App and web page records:
════════════════════

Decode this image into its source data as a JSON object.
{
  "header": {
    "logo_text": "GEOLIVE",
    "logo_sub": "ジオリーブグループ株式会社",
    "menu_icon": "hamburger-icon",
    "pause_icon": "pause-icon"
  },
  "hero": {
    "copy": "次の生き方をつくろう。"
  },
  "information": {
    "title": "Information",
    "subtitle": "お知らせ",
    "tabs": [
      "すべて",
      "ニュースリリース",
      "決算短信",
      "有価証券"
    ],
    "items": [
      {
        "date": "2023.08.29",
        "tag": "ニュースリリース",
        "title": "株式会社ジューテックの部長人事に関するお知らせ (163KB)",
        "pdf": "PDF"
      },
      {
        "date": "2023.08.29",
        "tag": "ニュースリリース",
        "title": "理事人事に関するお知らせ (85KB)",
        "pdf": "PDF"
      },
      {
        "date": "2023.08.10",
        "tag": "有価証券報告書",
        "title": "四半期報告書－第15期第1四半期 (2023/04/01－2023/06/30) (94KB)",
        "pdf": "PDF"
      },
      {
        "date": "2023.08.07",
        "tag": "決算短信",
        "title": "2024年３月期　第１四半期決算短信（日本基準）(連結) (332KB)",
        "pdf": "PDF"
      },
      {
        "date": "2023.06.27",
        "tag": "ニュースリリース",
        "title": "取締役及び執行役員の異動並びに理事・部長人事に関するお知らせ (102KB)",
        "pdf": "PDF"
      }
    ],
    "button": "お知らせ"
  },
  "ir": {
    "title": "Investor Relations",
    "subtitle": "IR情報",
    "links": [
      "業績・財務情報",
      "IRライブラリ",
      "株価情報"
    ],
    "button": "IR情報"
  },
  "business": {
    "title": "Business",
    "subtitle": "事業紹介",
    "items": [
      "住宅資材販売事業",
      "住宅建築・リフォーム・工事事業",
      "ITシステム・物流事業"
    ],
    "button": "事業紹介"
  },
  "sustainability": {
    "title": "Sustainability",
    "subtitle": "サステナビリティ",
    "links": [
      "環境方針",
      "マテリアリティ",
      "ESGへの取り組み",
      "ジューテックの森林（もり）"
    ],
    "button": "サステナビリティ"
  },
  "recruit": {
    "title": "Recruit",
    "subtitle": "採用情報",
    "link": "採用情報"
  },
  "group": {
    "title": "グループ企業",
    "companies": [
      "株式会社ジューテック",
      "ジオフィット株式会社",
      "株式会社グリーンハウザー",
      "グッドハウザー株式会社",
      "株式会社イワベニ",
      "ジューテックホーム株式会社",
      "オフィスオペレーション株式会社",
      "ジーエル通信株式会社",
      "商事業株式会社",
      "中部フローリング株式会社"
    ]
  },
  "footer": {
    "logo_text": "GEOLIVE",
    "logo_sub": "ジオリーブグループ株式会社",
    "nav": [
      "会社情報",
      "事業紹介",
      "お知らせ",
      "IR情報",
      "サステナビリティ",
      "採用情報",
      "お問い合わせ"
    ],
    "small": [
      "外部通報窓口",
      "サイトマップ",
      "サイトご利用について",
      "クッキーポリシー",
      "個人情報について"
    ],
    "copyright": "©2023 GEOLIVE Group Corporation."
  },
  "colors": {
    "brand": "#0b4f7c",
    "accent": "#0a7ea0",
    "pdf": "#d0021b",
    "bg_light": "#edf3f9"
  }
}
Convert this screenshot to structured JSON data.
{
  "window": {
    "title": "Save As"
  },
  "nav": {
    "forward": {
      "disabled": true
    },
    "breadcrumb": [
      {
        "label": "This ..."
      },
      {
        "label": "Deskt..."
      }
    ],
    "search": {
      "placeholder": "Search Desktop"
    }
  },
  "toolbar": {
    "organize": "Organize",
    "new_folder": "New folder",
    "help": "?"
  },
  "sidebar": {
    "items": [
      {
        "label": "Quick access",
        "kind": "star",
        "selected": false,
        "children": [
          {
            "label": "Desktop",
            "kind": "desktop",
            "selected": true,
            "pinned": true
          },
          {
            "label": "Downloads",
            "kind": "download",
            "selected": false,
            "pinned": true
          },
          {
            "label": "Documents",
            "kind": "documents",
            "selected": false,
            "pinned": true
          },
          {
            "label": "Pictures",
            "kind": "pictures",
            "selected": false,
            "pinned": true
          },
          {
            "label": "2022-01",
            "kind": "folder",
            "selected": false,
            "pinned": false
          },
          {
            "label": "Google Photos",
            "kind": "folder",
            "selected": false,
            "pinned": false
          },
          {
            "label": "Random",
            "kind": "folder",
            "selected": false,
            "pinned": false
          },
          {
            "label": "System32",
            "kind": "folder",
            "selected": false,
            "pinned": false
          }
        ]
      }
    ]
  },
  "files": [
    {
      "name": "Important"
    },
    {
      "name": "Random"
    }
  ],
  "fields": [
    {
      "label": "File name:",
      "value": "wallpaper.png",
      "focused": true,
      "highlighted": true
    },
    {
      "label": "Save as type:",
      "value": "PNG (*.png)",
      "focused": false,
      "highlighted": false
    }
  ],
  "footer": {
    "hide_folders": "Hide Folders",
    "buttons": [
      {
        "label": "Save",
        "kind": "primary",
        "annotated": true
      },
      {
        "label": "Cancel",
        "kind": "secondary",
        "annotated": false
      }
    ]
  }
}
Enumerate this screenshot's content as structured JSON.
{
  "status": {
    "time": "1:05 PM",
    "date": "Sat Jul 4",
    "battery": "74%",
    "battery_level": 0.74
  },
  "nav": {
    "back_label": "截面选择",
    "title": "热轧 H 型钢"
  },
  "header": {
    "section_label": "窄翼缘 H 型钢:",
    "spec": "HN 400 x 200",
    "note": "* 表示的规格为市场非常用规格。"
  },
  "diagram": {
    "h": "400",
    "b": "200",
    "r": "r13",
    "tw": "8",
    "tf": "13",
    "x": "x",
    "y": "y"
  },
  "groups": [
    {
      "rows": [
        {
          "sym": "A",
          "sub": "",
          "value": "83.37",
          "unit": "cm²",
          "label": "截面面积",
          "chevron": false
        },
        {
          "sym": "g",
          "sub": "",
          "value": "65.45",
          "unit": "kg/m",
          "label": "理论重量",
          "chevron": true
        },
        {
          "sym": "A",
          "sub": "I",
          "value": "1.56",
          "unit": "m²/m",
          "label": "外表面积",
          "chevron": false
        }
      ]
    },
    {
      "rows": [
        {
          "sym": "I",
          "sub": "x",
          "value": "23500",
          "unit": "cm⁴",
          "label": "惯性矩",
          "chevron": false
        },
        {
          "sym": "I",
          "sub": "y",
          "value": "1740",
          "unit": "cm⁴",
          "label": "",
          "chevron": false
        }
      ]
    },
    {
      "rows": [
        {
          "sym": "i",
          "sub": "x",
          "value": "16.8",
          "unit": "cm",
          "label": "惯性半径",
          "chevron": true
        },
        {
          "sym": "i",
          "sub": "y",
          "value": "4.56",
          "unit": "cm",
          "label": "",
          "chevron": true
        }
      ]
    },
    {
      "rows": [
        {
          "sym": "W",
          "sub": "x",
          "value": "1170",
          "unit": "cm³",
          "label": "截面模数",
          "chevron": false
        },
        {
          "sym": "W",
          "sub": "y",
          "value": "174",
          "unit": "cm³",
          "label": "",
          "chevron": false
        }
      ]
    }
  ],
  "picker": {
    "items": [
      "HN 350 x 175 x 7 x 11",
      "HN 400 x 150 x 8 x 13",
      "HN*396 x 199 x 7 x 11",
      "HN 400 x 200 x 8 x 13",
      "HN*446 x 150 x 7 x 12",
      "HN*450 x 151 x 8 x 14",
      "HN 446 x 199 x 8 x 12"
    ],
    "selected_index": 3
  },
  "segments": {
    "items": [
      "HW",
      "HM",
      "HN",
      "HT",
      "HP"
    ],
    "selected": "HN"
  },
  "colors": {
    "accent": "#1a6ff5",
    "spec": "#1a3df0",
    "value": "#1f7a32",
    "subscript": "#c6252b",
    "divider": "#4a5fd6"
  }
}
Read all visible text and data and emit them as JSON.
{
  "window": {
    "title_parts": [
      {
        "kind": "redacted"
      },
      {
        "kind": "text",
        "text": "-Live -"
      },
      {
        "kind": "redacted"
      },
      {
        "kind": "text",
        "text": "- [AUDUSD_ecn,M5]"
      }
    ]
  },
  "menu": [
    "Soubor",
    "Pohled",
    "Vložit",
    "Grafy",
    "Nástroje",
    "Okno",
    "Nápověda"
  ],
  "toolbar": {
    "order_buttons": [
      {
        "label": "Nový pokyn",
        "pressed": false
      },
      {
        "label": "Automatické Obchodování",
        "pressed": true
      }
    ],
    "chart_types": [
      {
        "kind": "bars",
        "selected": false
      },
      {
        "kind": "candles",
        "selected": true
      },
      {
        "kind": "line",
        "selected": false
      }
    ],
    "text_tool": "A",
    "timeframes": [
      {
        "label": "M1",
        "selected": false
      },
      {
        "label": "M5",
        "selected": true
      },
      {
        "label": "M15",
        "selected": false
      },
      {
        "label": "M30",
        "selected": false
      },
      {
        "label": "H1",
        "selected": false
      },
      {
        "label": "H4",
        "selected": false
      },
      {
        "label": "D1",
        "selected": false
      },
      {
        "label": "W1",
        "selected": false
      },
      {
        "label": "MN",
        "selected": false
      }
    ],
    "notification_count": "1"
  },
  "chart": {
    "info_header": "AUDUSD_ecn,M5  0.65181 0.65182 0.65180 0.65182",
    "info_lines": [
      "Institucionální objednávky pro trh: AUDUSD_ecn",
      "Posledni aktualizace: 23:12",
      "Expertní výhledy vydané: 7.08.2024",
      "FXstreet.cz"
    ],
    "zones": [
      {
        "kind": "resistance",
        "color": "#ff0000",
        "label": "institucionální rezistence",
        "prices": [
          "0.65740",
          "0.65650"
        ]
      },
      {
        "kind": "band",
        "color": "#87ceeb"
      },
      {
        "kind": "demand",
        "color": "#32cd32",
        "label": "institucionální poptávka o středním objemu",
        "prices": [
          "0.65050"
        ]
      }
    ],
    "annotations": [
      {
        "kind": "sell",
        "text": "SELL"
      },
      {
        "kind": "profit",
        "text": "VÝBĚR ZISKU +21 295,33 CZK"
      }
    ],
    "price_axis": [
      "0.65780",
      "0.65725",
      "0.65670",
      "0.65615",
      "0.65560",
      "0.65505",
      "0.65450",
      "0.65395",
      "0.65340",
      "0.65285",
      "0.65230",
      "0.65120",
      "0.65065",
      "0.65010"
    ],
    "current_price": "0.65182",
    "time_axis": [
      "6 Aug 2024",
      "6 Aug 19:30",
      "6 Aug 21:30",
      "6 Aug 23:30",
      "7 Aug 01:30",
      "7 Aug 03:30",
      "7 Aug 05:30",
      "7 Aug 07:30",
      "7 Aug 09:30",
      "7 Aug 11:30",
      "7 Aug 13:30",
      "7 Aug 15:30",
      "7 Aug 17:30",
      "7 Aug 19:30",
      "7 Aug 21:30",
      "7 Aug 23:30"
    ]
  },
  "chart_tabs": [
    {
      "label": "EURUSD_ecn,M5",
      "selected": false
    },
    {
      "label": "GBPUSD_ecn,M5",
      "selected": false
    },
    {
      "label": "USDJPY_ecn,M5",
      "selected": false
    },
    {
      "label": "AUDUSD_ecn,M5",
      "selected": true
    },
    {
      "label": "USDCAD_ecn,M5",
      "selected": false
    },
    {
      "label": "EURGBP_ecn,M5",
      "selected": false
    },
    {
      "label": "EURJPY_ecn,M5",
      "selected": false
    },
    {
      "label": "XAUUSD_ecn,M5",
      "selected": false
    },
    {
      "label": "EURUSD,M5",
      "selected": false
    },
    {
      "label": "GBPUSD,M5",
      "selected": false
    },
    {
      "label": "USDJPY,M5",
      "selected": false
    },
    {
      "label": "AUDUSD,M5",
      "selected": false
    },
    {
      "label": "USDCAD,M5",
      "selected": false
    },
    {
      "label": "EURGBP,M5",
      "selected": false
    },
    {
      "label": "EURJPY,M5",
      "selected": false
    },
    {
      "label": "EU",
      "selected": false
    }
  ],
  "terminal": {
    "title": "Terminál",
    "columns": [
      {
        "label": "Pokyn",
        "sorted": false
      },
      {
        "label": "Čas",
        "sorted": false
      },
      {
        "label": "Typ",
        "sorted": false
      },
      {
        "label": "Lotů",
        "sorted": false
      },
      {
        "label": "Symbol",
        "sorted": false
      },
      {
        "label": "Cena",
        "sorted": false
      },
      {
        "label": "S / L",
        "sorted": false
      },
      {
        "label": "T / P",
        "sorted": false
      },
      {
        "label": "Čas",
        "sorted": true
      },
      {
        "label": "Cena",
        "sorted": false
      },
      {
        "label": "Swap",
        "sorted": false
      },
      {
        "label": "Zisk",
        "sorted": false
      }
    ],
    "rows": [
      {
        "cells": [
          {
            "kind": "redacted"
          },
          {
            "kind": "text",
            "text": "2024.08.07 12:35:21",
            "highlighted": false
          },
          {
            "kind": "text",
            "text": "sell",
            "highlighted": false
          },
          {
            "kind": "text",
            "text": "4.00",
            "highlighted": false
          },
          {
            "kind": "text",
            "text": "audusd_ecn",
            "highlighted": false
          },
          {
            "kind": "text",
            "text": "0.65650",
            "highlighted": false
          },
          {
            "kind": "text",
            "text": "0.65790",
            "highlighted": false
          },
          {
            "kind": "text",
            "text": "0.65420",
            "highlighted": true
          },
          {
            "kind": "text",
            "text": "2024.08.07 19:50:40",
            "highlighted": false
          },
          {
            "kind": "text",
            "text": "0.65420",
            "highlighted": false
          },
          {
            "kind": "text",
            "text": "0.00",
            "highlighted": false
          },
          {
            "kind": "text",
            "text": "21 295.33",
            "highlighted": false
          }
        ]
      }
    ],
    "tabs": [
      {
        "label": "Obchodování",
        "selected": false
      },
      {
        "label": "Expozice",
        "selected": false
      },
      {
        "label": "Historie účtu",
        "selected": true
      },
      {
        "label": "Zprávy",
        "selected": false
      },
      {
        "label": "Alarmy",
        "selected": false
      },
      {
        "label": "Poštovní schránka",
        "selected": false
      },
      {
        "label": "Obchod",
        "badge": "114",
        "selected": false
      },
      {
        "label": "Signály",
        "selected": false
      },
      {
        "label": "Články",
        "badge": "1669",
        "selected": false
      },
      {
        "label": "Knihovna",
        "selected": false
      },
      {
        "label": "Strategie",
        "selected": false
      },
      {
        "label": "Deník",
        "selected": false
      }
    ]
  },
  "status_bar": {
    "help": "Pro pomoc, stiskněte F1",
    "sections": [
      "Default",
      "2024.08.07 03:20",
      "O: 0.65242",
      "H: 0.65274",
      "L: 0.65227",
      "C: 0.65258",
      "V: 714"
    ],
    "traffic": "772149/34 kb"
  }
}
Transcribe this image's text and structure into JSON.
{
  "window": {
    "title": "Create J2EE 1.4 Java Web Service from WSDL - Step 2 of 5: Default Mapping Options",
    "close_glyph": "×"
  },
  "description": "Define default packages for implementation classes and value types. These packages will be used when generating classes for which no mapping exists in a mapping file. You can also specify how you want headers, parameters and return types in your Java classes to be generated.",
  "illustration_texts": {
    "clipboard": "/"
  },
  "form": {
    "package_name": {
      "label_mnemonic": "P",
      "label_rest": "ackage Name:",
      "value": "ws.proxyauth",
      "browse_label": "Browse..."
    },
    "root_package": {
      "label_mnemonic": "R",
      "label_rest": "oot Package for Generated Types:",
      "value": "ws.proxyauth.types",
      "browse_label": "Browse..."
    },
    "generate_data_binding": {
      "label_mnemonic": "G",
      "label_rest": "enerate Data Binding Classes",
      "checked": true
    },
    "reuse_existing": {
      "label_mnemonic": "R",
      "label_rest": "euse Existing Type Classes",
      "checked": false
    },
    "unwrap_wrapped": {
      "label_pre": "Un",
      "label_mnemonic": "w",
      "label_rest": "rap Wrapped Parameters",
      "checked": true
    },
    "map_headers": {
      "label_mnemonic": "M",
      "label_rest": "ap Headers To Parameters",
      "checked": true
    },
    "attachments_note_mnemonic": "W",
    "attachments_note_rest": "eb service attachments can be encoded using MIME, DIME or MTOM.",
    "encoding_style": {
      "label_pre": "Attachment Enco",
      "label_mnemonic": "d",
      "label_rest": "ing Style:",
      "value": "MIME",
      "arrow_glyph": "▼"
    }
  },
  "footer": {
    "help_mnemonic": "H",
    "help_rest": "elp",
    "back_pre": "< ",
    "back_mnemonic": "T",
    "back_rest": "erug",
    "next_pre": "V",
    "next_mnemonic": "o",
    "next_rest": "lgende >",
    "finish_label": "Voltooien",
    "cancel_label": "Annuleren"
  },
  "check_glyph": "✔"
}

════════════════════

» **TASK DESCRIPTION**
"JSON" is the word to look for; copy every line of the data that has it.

» **WRITTEN SOLUTION**
Decode this image into its source data as a JSON object.
Convert this screenshot to structured JSON data.
Enumerate this screenshot's content as structured JSON.
Read all visible text and data and emit them as JSON.
Transcribe this image's text and structure into JSON.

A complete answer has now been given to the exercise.